How Does Breast Reconstruction Help a Post-Mastectomy Patient’s Lifestyle?

How Does Breast Reconstruction Help a Post-Mastectomy Patient’s Lifestyle?

For some women, the choice of having post-mastectomy breast reconstruction is no choice at all. It is no secret to women who have suffered such an ordeal that the effects of breast cancer extend to even after it has been successfully treated. Women are affected both physically and psychologically by mastectomies. Aspects of their social life, self-worth, and overall lifestyles are also invariably changed, and some women even go through stages of chronic depression as a result of these changes. These are the ones that feel like they have no choice but to undergo breast reconstruction to improve the condition of their daily lives. Although there are a multitude of non-invasive ways to deal with post-mastectomy scars and uneven breasts—like creative dressing and faux breasts, these only offer a limited and often inadequate solution for most women. Breast reconstruction seeks to restore the normalcy of these people’s lives by providing a permanent solution to the problem of uneven breasts. By opting for DIEP flap surgery, patients stand a good chance of restoring the look and feel of their missing breast. Most of these surgeries also include nipple and areola reconstruction to complete the overall effect. DIEP flap surgery involves taking skin and fat from the lower abdomen, as well as their connecting blood vessels, and using those to reconstruct the missing breast. Patients typically stay for 4 days in the hospital and spend 4 to 6 weeks of recovery at home. Although there are some precautions regarding doing strenuous activities during this period, most people who undergo this surgery find that they are able to do their daily tasks...

Consequences of Smoking with Breast Reconstruction

During the consultation with their surgeon, people who have undergone a mastectomy and opted for breast reconstruction are given strict advice as preparation for the operation. If they have a history of smoking, they are told to quit at least six weeks prior to the surgery, and six weeks after—during most or all of the recovery period. The nicotine and carbon monoxide from the tobacco in a cigarette causes a lot of damage and health issues for normal people, but for people undergoing surgery, the effects can be particularly devastating. Studies by the UCSD Cancer Center published in 2008 have shown that smoking will increase the rate of surgery complications by up to 60%. This is because nicotine affects the cardiovascular system immensely and prolifically. It can constrict blood vessels resulting in increased blood pressure. The smooth muscle fibers that are present in the walls of the blood vessels constrict in the presence of nicotine, making them narrower and therefore unable to carry as much blood to the tissues—a vital process for healing and recovery, especially during and after surgery. The decrease in blood flow also has a multitude of adverse effects to the tissues affected.

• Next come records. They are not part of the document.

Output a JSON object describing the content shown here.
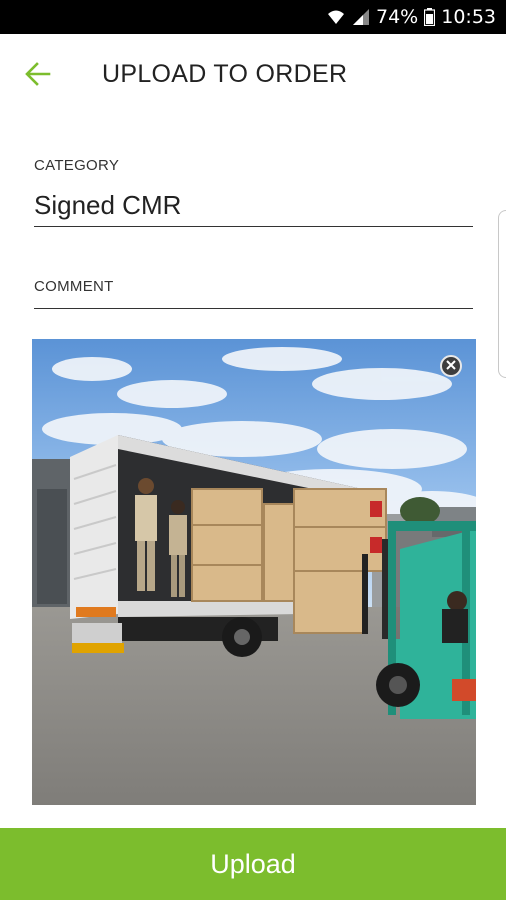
{
  "status_bar": {
    "battery": "74%",
    "time": "10:53",
    "icons": [
      "wifi-icon",
      "signal-icon",
      "battery-icon"
    ]
  },
  "app_bar": {
    "title": "UPLOAD TO ORDER",
    "back_icon": "arrow-left-icon"
  },
  "form": {
    "category": {
      "label": "CATEGORY",
      "value": "Signed CMR"
    },
    "comment": {
      "label": "COMMENT",
      "value": ""
    }
  },
  "attachment": {
    "description_icon": "photo-thumbnail",
    "remove_icon": "close-icon"
  },
  "actions": {
    "upload_label": "Upload"
  },
  "colors": {
    "accent": "#7cbd2d",
    "text": "#222222",
    "status_bar": "#000000"
  }
}
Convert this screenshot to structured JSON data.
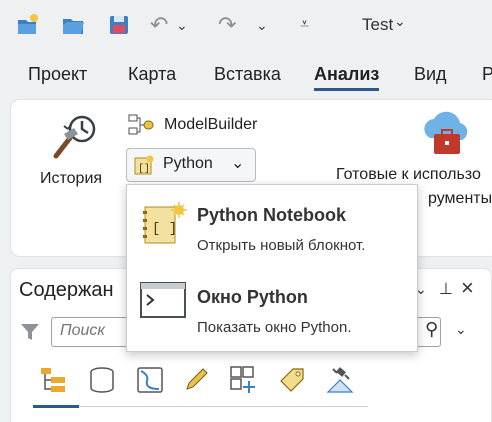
{
  "window": {
    "title": "Test"
  },
  "menu": {
    "tabs": [
      {
        "label": "Проект"
      },
      {
        "label": "Карта"
      },
      {
        "label": "Вставка"
      },
      {
        "label": "Анализ"
      },
      {
        "label": "Вид"
      },
      {
        "label": "Р"
      }
    ],
    "active_tab": "Анализ"
  },
  "ribbon": {
    "history_label": "История",
    "modelbuilder_label": "ModelBuilder",
    "python_label": "Python",
    "ready_tools_line1": "Готовые к использо",
    "ready_tools_line2": "рументы"
  },
  "dropdown": {
    "items": [
      {
        "name": "Python Notebook",
        "description": "Открыть новый блокнот.",
        "icon": "notebook-icon"
      },
      {
        "name": "Окно Python",
        "description": "Показать окно Python.",
        "icon": "python-window-icon"
      }
    ]
  },
  "contents_pane": {
    "title": "Содержан",
    "search_placeholder": "Поиск"
  },
  "colors": {
    "accent": "#2a5a8c",
    "ribbon_bg": "#ffffff",
    "app_bg": "#eef0f2",
    "python_yellow": "#e8c34a",
    "toolbox_red": "#c0392b"
  }
}
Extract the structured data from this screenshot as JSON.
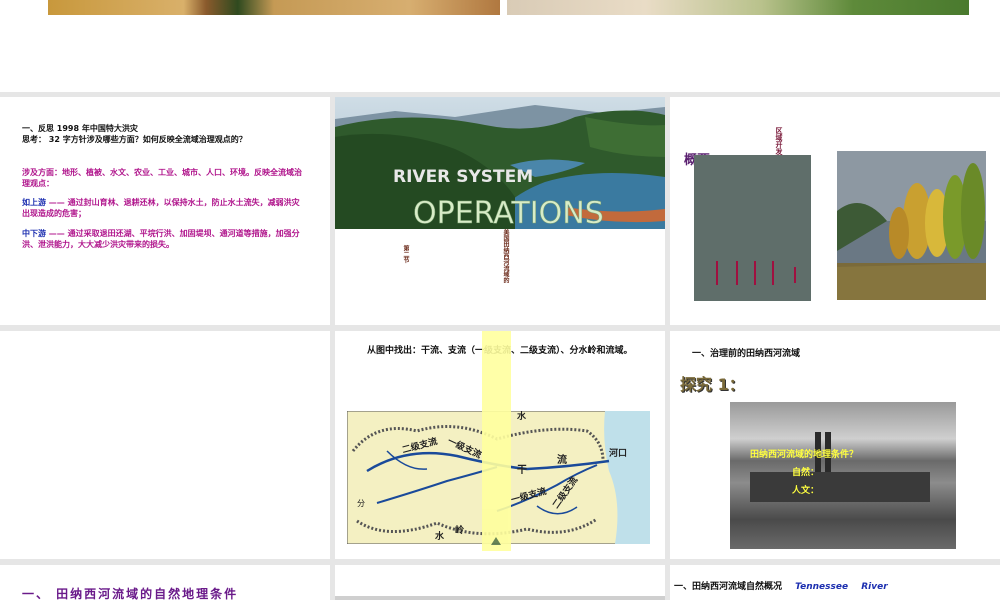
{
  "s1": {
    "line1": "一、反思 1998 年中国特大洪灾",
    "line2": "思考： 32 字方针涉及哪些方面？如何反映全流域治理观点的？",
    "aspects_label": "涉及方面：",
    "aspects_text": "地形、植被、水文、农业、工业、城市、人口、环境。反映全流域治理观点：",
    "upper_label": "如上游",
    "upper_text": " —— 通过封山育林、退耕还林，以保持水土，防止水土流失，减弱洪灾出现造成的危害；",
    "middle_label": "中下游",
    "middle_text": " —— 通过采取退田还湖、平垸行洪、加固堤坝、通河道等措施，加强分洪、泄洪能力，大大减少洪灾带来的损失。"
  },
  "s2": {
    "title_line1": "RIVER SYSTEM",
    "title_line2": "OPERATIONS",
    "vert1": "第二节",
    "vert2": "美国田纳西河流域的"
  },
  "s3": {
    "heading": "概要：",
    "vert_title": "区域开发与整治",
    "colors": {
      "panel": "#5f6e6a",
      "accent": "#a01040"
    }
  },
  "s5": {
    "question": "从图中找出：干流、支流（一级支流、二级支流）、分水岭和流域。",
    "map_labels": {
      "lvl1a": "一级支流",
      "lvl1b": "一级支流",
      "lvl2a": "二级支流",
      "lvl2b": "二级支流",
      "main_a": "干",
      "main_b": "流",
      "mouth": "河口",
      "divide_a": "分",
      "divide_b": "水",
      "divide_c": "岭",
      "water_a": "水"
    }
  },
  "s6": {
    "heading": "一、治理前的田纳西河流域",
    "explore": "探究 1：",
    "q1": "田纳西河流域的地理条件？",
    "q2": "自然：",
    "q3": "人文："
  },
  "s7": {
    "heading": "一、 田纳西河流域的自然地理条件"
  },
  "s9": {
    "heading": "一、田纳西河流域自然概况",
    "en1": "Tennessee",
    "en2": "River"
  }
}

Because there is now a lesser amount of essential nutrients, oxygen and growth factors for the tissue to absorb, it will gradually become susceptible to complications. The risk of infection, blood clots, poor healing, or total failure of the reconstruction surgery can occur if the situation is grave. Although there are smoking cessation products that make quitting the habit easier, any of these substitutes with nicotine must also be avoided. It is always...